● **What to do**
All lines from the entries below that contain the string "JSON" should be copied out.

════

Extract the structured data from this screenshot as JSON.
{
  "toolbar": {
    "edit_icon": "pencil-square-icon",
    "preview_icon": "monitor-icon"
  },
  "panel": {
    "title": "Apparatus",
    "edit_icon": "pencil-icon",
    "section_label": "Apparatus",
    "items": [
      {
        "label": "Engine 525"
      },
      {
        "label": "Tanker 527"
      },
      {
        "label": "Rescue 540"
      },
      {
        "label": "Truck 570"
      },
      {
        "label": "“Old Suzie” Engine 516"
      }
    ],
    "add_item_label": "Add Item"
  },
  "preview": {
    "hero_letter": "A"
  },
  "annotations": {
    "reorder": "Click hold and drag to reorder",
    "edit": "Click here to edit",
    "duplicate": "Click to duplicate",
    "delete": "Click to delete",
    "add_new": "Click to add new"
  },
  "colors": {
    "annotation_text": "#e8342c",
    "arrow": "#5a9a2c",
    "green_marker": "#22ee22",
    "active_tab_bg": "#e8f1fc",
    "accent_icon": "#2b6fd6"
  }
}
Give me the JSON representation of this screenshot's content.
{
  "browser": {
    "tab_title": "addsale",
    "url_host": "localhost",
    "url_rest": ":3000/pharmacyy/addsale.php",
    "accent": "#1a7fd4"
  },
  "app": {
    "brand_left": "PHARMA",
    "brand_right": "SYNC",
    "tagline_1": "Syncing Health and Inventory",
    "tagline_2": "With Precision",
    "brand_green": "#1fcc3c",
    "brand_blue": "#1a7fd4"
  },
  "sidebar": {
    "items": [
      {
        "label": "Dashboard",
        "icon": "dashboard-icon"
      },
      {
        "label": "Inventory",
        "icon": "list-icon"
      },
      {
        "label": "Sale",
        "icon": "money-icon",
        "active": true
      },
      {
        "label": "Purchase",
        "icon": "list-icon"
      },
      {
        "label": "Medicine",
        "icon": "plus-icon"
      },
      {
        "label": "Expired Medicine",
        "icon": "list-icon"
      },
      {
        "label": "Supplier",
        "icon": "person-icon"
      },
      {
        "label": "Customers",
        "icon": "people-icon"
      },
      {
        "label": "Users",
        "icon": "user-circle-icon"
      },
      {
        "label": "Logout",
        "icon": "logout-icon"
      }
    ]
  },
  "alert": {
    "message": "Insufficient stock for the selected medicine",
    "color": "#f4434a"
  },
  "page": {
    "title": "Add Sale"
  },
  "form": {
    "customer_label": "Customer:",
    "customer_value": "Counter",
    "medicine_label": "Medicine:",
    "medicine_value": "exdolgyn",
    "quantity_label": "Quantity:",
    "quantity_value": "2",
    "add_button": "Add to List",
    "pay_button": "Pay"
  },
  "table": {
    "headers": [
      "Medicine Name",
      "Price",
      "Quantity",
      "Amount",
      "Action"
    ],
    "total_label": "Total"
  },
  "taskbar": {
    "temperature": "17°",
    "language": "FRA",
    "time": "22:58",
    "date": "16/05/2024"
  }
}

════

● **Answer to this exercise**
Extract the structured data from this screenshot as JSON.
Give me the JSON representation of this screenshot's content.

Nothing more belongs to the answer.